Round 114: Three Men and a Comic Book vs. Homer Defined

Round 114: 7F21 vs. 8F04.

7F21: “Three Men and a Comic Book” (Season 2 / May 9, 1991)
Written by Jeff Martin
Directed by Wes Archer
Showrunners: James L. Brooks, Matt Groening, Sam Simon

Black and white still of the planet blowing up in an old Radioactive Man and Fallout Boy film strip

Good stuff. It takes a while to get going, the pacing of the plot and the jokes clearly mark this as a second season episode, but the climactic moments in Bart’s treehouse are every bit as awesome and beautiful as you remember.
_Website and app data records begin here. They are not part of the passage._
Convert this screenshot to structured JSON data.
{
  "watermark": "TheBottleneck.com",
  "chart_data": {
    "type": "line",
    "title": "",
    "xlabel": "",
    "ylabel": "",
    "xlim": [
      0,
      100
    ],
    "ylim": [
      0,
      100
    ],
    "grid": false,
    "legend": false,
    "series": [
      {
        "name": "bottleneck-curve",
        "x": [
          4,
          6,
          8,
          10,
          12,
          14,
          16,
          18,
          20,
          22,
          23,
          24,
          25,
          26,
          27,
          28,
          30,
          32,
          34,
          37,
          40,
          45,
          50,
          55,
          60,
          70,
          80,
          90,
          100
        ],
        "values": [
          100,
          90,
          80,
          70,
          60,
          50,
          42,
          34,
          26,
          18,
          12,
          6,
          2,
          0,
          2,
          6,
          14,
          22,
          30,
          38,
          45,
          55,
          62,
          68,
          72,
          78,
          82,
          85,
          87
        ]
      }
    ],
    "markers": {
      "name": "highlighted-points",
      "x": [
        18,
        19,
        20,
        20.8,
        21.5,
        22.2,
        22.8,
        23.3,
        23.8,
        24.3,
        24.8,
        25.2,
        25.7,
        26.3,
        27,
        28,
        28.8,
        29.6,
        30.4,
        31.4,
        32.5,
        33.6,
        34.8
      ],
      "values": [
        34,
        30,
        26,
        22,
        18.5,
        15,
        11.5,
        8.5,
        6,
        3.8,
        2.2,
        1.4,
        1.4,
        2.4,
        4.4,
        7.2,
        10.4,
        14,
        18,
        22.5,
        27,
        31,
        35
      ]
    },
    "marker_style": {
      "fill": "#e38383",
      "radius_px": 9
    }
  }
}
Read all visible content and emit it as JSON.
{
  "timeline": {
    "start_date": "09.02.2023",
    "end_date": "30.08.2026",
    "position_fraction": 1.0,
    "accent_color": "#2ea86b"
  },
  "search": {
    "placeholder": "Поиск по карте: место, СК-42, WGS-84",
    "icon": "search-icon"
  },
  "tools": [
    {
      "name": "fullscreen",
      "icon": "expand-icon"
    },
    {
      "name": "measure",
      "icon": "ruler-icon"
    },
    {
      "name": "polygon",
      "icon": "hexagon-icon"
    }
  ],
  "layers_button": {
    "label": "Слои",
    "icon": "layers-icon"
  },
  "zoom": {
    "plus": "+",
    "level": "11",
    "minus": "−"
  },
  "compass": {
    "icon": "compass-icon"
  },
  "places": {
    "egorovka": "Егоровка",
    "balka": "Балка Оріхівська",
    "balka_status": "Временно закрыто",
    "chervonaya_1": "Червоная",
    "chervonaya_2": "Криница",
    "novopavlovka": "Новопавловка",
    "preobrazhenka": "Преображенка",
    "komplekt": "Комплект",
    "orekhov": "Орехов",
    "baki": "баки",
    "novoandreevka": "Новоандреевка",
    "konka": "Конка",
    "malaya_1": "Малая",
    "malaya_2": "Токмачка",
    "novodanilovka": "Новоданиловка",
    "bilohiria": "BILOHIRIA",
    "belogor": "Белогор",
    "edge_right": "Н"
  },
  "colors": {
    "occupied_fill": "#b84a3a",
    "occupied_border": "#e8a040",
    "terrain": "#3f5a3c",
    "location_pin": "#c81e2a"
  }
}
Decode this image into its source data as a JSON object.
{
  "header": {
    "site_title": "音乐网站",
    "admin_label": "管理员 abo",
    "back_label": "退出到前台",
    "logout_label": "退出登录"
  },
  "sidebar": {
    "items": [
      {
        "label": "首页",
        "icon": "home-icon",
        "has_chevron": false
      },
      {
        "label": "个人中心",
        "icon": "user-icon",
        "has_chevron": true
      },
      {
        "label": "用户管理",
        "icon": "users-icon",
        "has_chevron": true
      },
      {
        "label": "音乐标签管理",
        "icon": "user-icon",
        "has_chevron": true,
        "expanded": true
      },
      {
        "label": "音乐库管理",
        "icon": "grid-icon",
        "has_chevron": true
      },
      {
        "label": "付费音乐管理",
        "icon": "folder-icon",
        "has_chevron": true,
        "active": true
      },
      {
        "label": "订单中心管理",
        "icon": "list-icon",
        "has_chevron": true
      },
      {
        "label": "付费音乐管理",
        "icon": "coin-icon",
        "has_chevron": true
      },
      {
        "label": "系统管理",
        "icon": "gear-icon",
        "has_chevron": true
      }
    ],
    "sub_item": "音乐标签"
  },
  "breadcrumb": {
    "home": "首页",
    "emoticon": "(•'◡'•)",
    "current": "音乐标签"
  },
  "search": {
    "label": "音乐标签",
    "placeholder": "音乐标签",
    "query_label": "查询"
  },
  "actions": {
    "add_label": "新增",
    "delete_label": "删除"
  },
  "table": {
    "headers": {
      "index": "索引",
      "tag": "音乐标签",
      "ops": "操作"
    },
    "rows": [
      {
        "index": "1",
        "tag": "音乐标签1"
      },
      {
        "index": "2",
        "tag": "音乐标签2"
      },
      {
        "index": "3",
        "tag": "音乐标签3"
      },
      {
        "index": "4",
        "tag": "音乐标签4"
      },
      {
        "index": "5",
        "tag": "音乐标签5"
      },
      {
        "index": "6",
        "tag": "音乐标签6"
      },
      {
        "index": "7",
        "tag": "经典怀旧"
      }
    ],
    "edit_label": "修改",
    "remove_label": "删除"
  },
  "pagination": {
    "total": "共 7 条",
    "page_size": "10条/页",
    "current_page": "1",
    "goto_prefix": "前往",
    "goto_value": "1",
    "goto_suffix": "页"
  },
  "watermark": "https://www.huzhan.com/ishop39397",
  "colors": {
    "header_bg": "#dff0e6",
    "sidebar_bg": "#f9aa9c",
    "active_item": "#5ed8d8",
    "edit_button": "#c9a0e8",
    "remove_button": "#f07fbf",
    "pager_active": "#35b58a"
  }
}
  • Love how Bart basically turns into an old-timey gangster at the end. “Real friendly-like.”
  • -Bart: “We ended up with nothing because the three of us can’t share.”
    -Milhouse: “What’s your point?”
    -Bart: “Nothin’. Just kind of ticks me off.”

8F04 “Homer Defined” (Season 3 / October 17, 1991)
Written by Howard Gewirtz
Directed by Mark Kirkland
Showrunners: James L. Brooks, Matt Groening, Sam Simon

-Homer: "What? What is it? What are you doing?" -Lisa: "Looking at you with quit awe." -Homer: "Well, as long as it's quiet."

-Homer: “What? What is it? What are you doing?”
-Lisa: “Looking at you with quiet awe.”
-Homer: “Well, as long as it’s quiet.”

Wonderful. Mark Kirkland brings such a good eye to his direction. The angles, the lighting, the shadows, the staging. I am again sadly reminded of the time the guys from Robot Chicken did the show’s couch gag, and in the making of they describe the look of (today’s) Simpsons as “two-dimensional,” “flat,” and “even lit.” It wasn’t always like that, as episodes like “Homer Defined” demonstrate masterfully.

The winner: 8F04, “Homer Defined.”

Round 110: Homer at the Bat vs. Team Homer

Round 110: 8F13 vs. 3F10.

8F13: “Homer at the Bat” (Season 3 / February 20, 1992)
Written by John Swartzwelder
Directed by Jim Reardon
Showrunners: Al Jean & Mike Reiss

Smithers and Mr. Burns

Love this episode, even though I don’t know anything about baseball and the plot is straight-up stolen from that Michael Jordon/Bugs Bunny classic, “Space Jam.”

Guest stars can be a tricky thing, and having a whole bunch of them in one episode can easily turn into a gimmick or a distraction. But it works here, because the heart of the story is still with Homer, the baseball celebrities just enhance it. And they’re really funny in it, too. I can only imagine how this plays for someone who actually knows the sport and these players. Maybe it’s like what I felt when I watched the “Futurama” episode with all the cast members of the original “Star Trek” in it? Or that “Family Guy” with all the cast members of “Star Trek: The Next Generation.” Well, maybe not so much that last one.

Anyway, if you have the DVD I recommend checking out the commentary for this one. It’s pretty fun, there are a lot of stories about recording the baseball people and you get to hear which one of them was kind of a dick and also which two Simpsons cast members kinda hated the script and didn’t want to do it.

  • -“Mattingly! I thought I told you to trim those sideburns.”

3F10: “Team Homer” (Season 7 / January 7, 1996)
Written by Mike Scully
Directed by Mark Kirkland
Showrunner: David Mirkin

Homer and Marge Simpson in bed at night

-“No, I will not pay you $500 for sex.”

As much as I love “Homer at the Bat,” I’m going to have to let “Team Homer” win this one. They’re both very good episodes. But watching them back to back, I just enjoyed this one a bit more.

The winner: 3F10, “Team Homer.”